Despite global economic woes, public demand for high-quality services has remained intense. This does not mean that more money should be spent in a hapless attempt to improve services; rather, the only feasible way of making gains in the quality of services is to introduce competition, choice and accountability.
From here on in, all Government departments will start to report on progress against this document and the Government as a whole will report annually to Parliament on progress. To promote this choice, public services will be open to independent reviews to look at barriers to choice and right to chose campaigns will be actioned.
In addition, the Government is launching a call to evidence to help them understand if there is value in enshrining in legislation of a right to choice. An example of what draft clause might look like can be seen here. They will also foster the establishment of Choice Champions who will promote choice in public services and help support citizens in making informed choices.
If a public service fails to meet a specified standard then the Government will provide a clear and simple mechanism that people can follow. Local complaints procedures will continue to be the first port of call, but if a complaint about choice cannot be resolved locally then the Government is working with the ombudsmen to: improve the awareness and understanding of their role; to use their name and shame power more effectives; and to communicate unresolved issues to the relevant elected body.

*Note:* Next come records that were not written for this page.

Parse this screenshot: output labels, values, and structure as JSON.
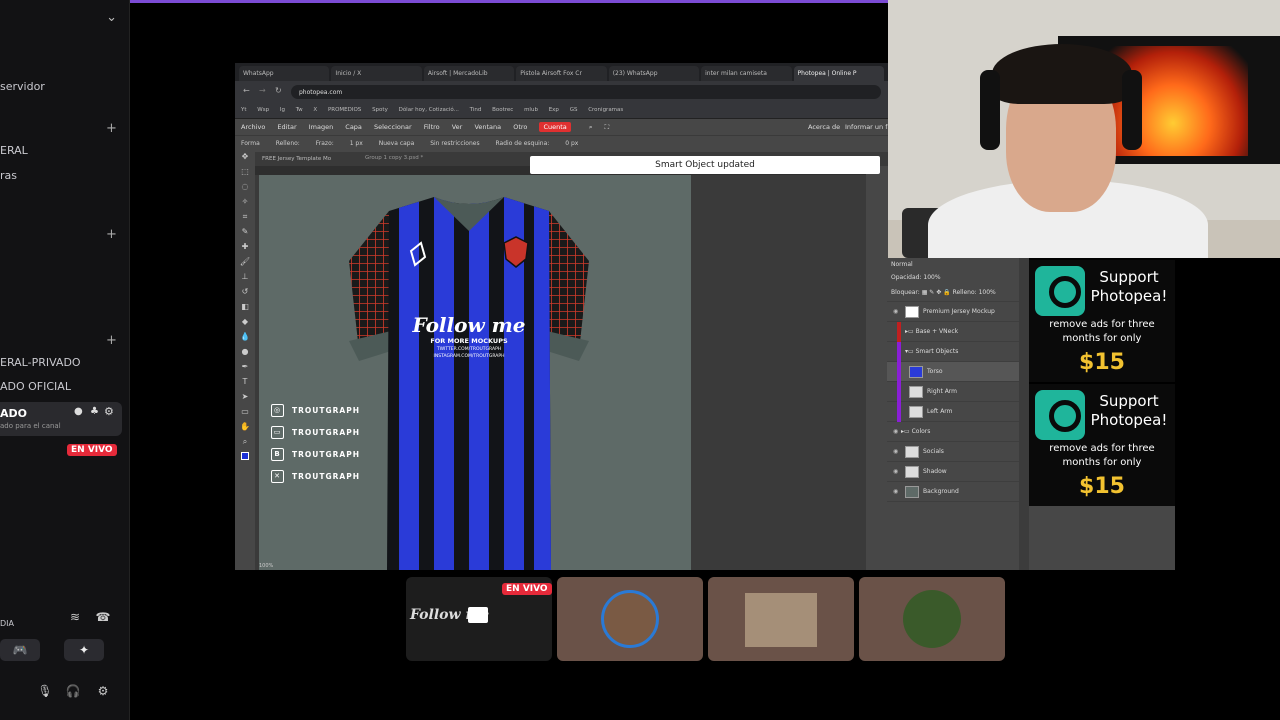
{
  "sidebar": {
    "items": [
      "servidor",
      "ERAL",
      "ras",
      "ERAL-PRIVADO",
      "ADO OFICIAL"
    ],
    "active_channel": "ADO",
    "active_sub": "ado para el canal",
    "live_badge": "EN VIVO",
    "voice_label": "DIA"
  },
  "browser": {
    "tabs": [
      "WhatsApp",
      "Inicio / X",
      "Airsoft | MercadoLib",
      "Pistola Airsoft Fox Cr",
      "(23) WhatsApp",
      "inter milan camiseta",
      "Photopea | Online P"
    ],
    "url": "photopea.com",
    "bookmarks": [
      "Yt",
      "Wsp",
      "Ig",
      "Tw",
      "X",
      "PROMEDIOS",
      "Spoty",
      "Dólar hoy, Cotizació...",
      "Tind",
      "Bootrec",
      "mlub",
      "Exp",
      "GS",
      "Cronigramas"
    ],
    "menu": [
      "Archivo",
      "Editar",
      "Imagen",
      "Capa",
      "Seleccionar",
      "Filtro",
      "Ver",
      "Ventana",
      "Otro"
    ],
    "menu_account": "Cuenta",
    "menu_right": [
      "Acerca de",
      "Informar un fa"
    ],
    "options": [
      "Forma",
      "Relleno:",
      "Frazo:",
      "1 px",
      "Nueva capa",
      "Sin restricciones",
      "Radio de esquina:",
      "0 px"
    ],
    "doc_tabs": [
      "FREE Jersey Template Mo",
      "Group 1 copy 3.psd *"
    ],
    "toast": "Smart Object updated",
    "socials": [
      "TROUTGRAPH",
      "TROUTGRAPH",
      "TROUTGRAPH",
      "TROUTGRAPH"
    ],
    "jersey_text": {
      "main": "Follow me",
      "sub": "FOR MORE MOCKUPS",
      "line1": "TWITTER.COM/TROUTGRAPH",
      "line2": "INSTAGRAM.COM/TROUTGRAPH"
    },
    "status": "100%"
  },
  "layers": {
    "blend": "Normal",
    "opacity_label": "Opacidad:",
    "opacity": "100%",
    "lock_label": "Bloquear:",
    "fill_label": "Relleno:",
    "fill": "100%",
    "items": [
      "Premium Jersey Mockup",
      "Base + VNeck",
      "Smart Objects",
      "Torso",
      "Right Arm",
      "Left Arm",
      "Colors",
      "Socials",
      "Shadow",
      "Background"
    ]
  },
  "ads": [
    {
      "title": "Support Photopea!",
      "body": "remove ads for three months for only",
      "price": "$15"
    },
    {
      "title": "Support Photopea!",
      "body": "remove ads for three months for only",
      "price": "$15"
    }
  ],
  "stage": {
    "live_badge": "EN VIVO",
    "preview_text": "Follow me"
  },
  "colors": {
    "accent": "#7b4bd4",
    "live": "#e62a3a",
    "photopea_green": "#1fb59b",
    "price": "#f2c230"
  }
}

Furthermore, the Government is looking at ways of levelling the playing field so that all qualified providers in appropriate public services can compete on fair terms. They will also ensure that key data about public services is in the public domain in a comparable and accessible form.
In healthcare specifically, the Government believes in the NHS free at the point of use and funded from general taxation, based on need, not ability to pay. At the same time, the NHS is in need of reform. The number of people aged over 85 will double in the next 20 years and the cost of medicine is rising. To protect the NHS for the future, it must become more efficient.
Competition will be encouraged. It has existed in the NHS for a long time. The last Government recognised that competition can help ensure that money is spent efficiently and that patients get the very best treatment. The Government has ensured that competition is always in the patient’s interest. The new Health and Social Care Act ensures that cherry-picking of the most lucrative treatment by private providers is prohibited and competition will be on quality not price, for better or worse.
Turning to mutualisation of the public sector, the Government is giving public sector staff new Rights to Provide which will empower employees to form mutuals to bid or request to take over the services they deliver. This will allow millions of public sector staff to become their own boss – freeing up untapped entrepreneurial and innovative drive. The Government is supporting some of the most promising and innovative mutuals to reach the point of investment readiness, through the Mutual Support Programme.
There are many more areas in which the Government is helping to promote further competition, choice and accountability. I recommend looking through the plans in greater detail here.